  1. the website for which is currently displaying ‘Bad Request (invalid verb)’ []

A new definition of ‘lying’

I’m spending lots of time following the US elections, at least partly because UK politics is so embarrassingly stupid at the moment. To wit, David Davis on the MP bugging row:

“Why was this allowed to happen without ministerial knowledge?” he said. “When it was discovered in December, they didn’t tell Jack Straw or Jacqui Smith.

“These intercepts have broken a prime ministerial promise. They involve the intercept of the justice whip – someone who works with Mr Straw.

“This is a very serious issue. It’s a breach of a prime ministerial undertaking to Parliament, so it makes the prime minister a liar, basically.”

The undertaking was 40 years ago. I’ve no idea on the rights and wrongs of bugging MPs, but a breach of a 40-year-old prime ministerial pledge without Gordon Brown’s knowledge does not make him ‘a liar’. That is stupid. Is it possible there’s been a slow gas leak under Westminster Village for the past few weeks?

Media frenzy

Home Secretary Jacqui Smith told the Sunday Times she wouldn’t feel safe walking alone at night in her area of London. In the past few hours I have heard this described as:

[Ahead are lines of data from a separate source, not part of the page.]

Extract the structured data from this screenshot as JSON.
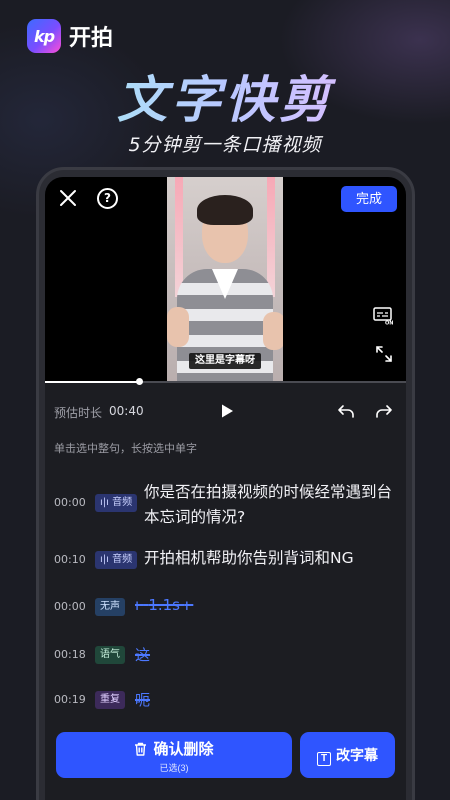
{
  "brand": {
    "logo_text": "kp",
    "name": "开拍"
  },
  "hero": {
    "title": "文字快剪",
    "subtitle": "5分钟剪一条口播视频"
  },
  "editor": {
    "done_label": "完成",
    "help_label": "?",
    "caption_text": "这里是字幕呀",
    "progress": 0.26,
    "estimate_label": "预估时长",
    "estimate_value": "00:40",
    "hint": "单击选中整句，长按选中单字"
  },
  "transcript": [
    {
      "time": "00:00",
      "tag": "音频",
      "tag_type": "audio",
      "text": "你是否在拍摄视频的时候经常遇到台本忘词的情况?",
      "struck": false
    },
    {
      "time": "00:10",
      "tag": "音频",
      "tag_type": "audio",
      "text": "开拍相机帮助你告别背词和NG",
      "struck": false
    },
    {
      "time": "00:00",
      "tag": "无声",
      "tag_type": "silent",
      "text": "1.1s",
      "struck": true
    },
    {
      "time": "00:18",
      "tag": "语气",
      "tag_type": "tone",
      "text": "这",
      "struck": true
    },
    {
      "time": "00:19",
      "tag": "重复",
      "tag_type": "repeat",
      "text": "呃",
      "struck": true
    }
  ],
  "actions": {
    "confirm_label": "确认删除",
    "confirm_sub": "已选(3)",
    "edit_label": "改字幕"
  },
  "colors": {
    "accent": "#2f55ff",
    "strike": "#4c78ff"
  }
}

  1. Correct. It’s a warzone, and here’s an anecdote to prove it.
  2. Incorrect. London’s streets are completely safe, and here’s an anecdote to prove it.
  3. ‘Feeding a culture of fear’.
  4. A major gaffe – what’s the Home Secretary doing admitting that the streets aren’t safe?! (the media might hate ‘spin’, but if you don’t use it you’re apparently a rubbish politician).

How exactly should she have answered that question?